• Exercise directions: Each image should be skipped while the records are restated word for word.

• Material supplied:
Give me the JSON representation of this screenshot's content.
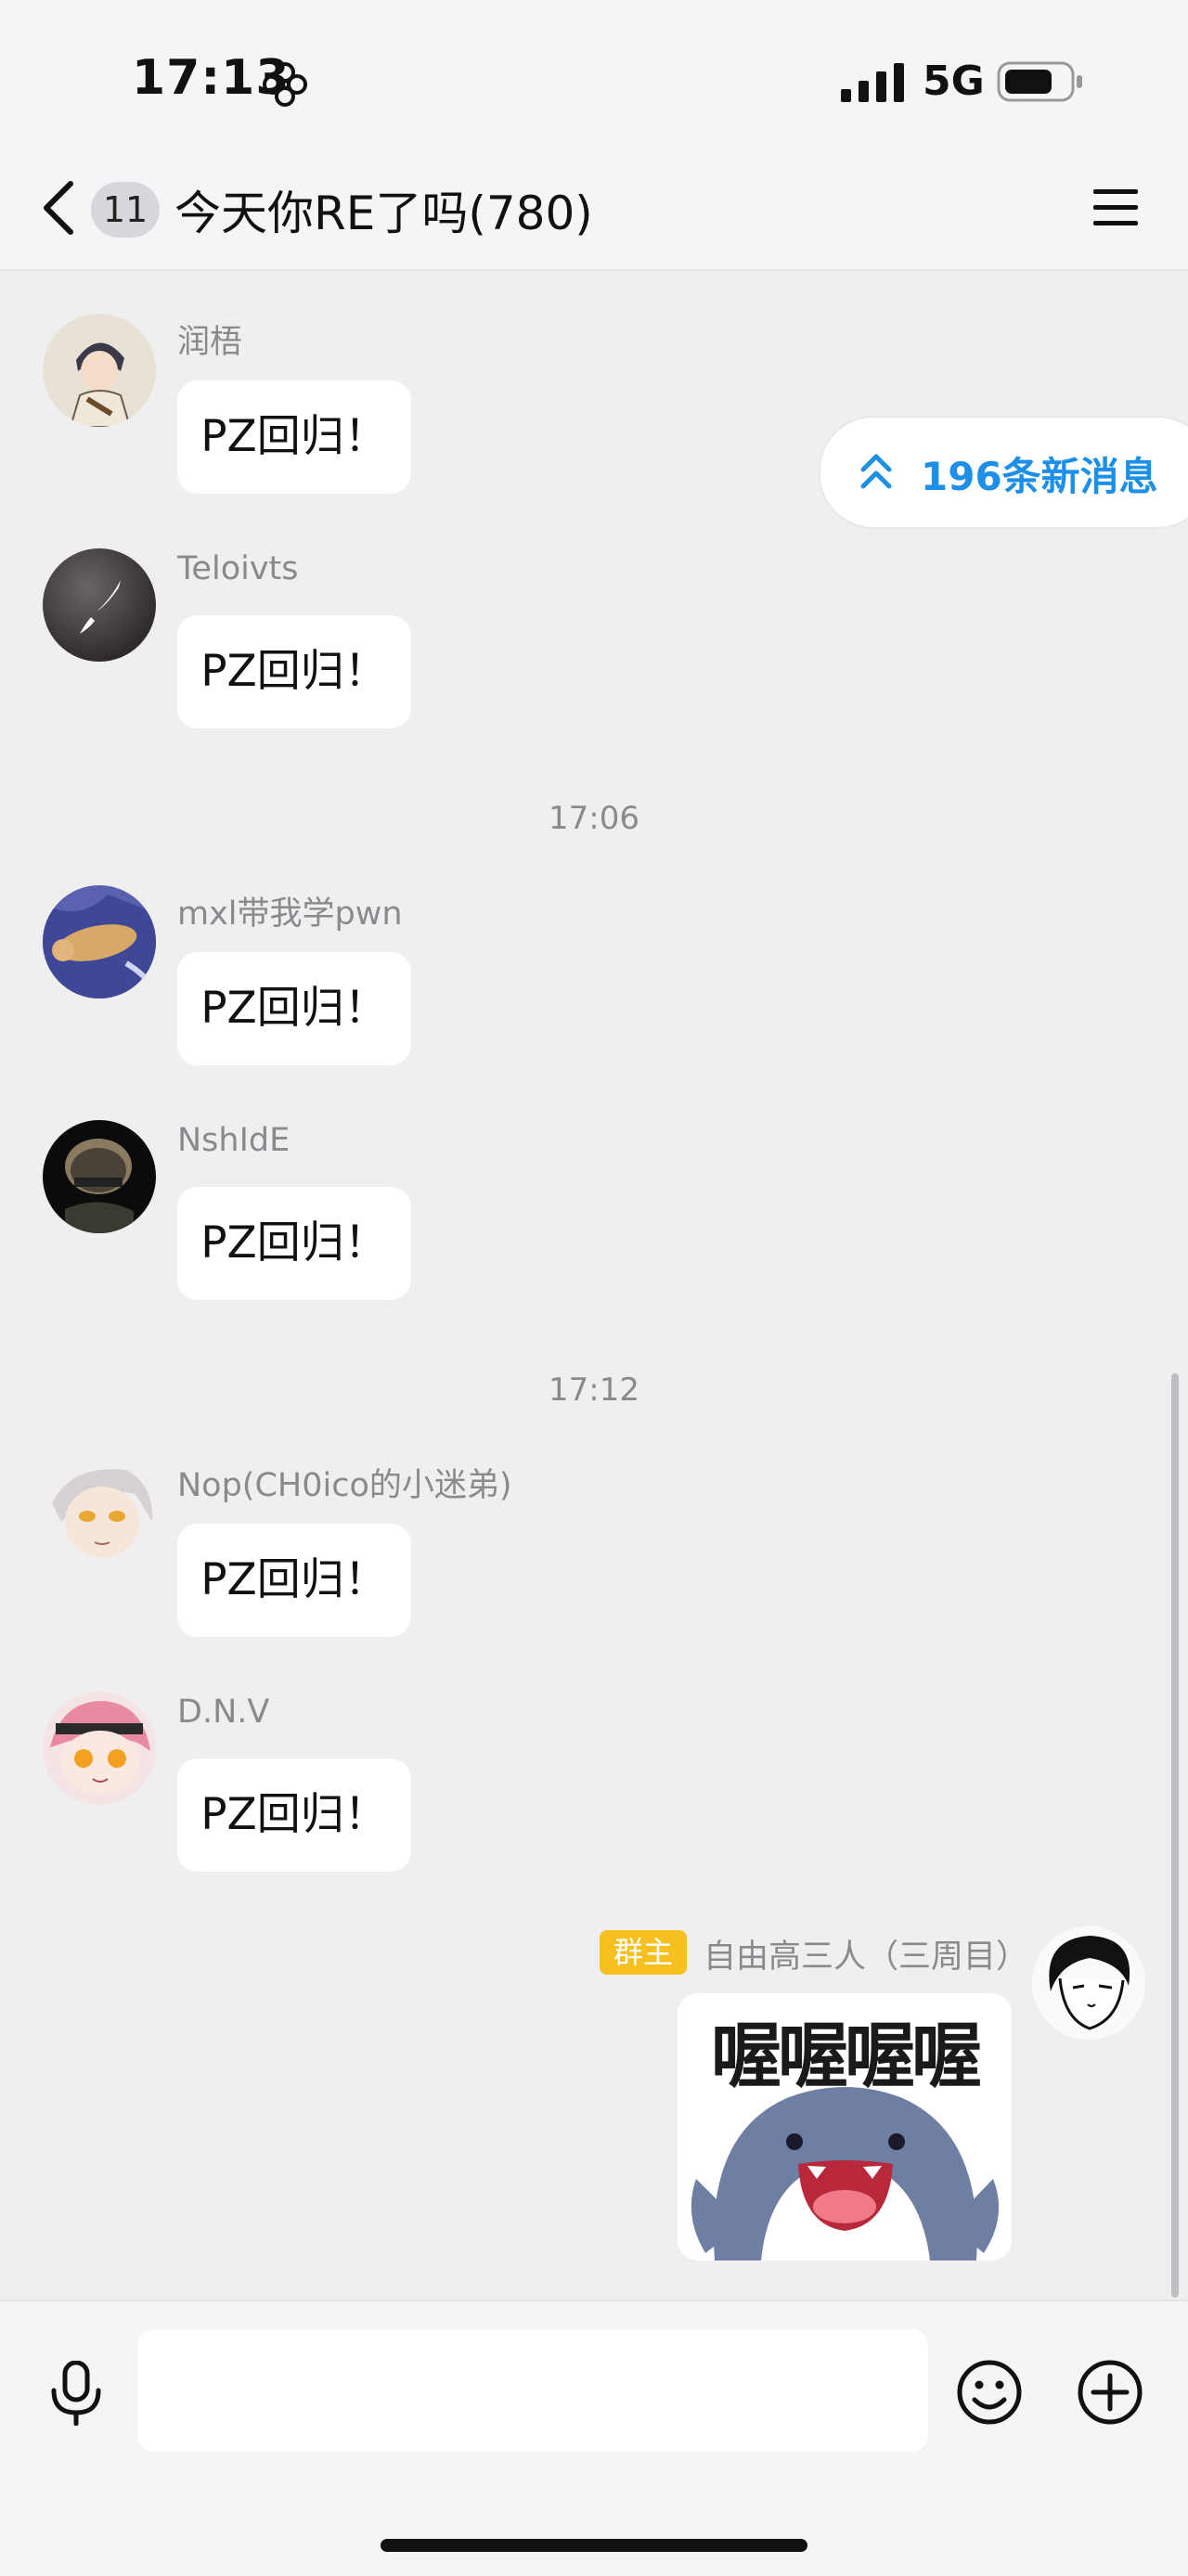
{
  "status_bar": {
    "time": "17:13",
    "network": "5G"
  },
  "header": {
    "unread_count": "11",
    "title": "今天你RE了吗(780)"
  },
  "new_messages_pill": "196条新消息",
  "messages": [
    {
      "sender": "润梧",
      "text": "PZ回归！"
    },
    {
      "sender": "Teloivts",
      "text": "PZ回归！"
    },
    {
      "timestamp": "17:06"
    },
    {
      "sender": "mxl带我学pwn",
      "text": "PZ回归！"
    },
    {
      "sender": "NshIdE",
      "text": "PZ回归！"
    },
    {
      "timestamp": "17:12"
    },
    {
      "sender": "Nop(CH0ico的小迷弟)",
      "text": "PZ回归！"
    },
    {
      "sender": "D.N.V",
      "text": "PZ回归！"
    },
    {
      "sender": "自由高三人（三周目）",
      "role": "群主",
      "sticker_text": "喔喔喔喔"
    }
  ],
  "input": {
    "placeholder": ""
  },
  "colors": {
    "accent": "#1e8fe6",
    "owner_tag": "#f5c020",
    "background": "#efefef"
  },
  "icons": [
    "back-chevron-icon",
    "menu-icon",
    "double-chevron-up-icon",
    "microphone-icon",
    "emoji-icon",
    "plus-icon"
  ]
}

• Task response:
Give me the JSON representation of this screenshot's content.
{
  "status_bar": {
    "time": "17:13",
    "network": "5G"
  },
  "header": {
    "unread_count": "11",
    "title": "今天你RE了吗(780)"
  },
  "new_messages_pill": "196条新消息",
  "messages": [
    {
      "sender": "润梧",
      "text": "PZ回归！"
    },
    {
      "sender": "Teloivts",
      "text": "PZ回归！"
    },
    {
      "timestamp": "17:06"
    },
    {
      "sender": "mxl带我学pwn",
      "text": "PZ回归！"
    },
    {
      "sender": "NshIdE",
      "text": "PZ回归！"
    },
    {
      "timestamp": "17:12"
    },
    {
      "sender": "Nop(CH0ico的小迷弟)",
      "text": "PZ回归！"
    },
    {
      "sender": "D.N.V",
      "text": "PZ回归！"
    },
    {
      "sender": "自由高三人（三周目）",
      "role": "群主",
      "sticker_text": "喔喔喔喔"
    }
  ],
  "input": {
    "placeholder": ""
  },
  "colors": {
    "accent": "#1e8fe6",
    "owner_tag": "#f5c020",
    "background": "#efefef"
  },
  "icons": [
    "back-chevron-icon",
    "menu-icon",
    "double-chevron-up-icon",
    "microphone-icon",
    "emoji-icon",
    "plus-icon"
  ]
}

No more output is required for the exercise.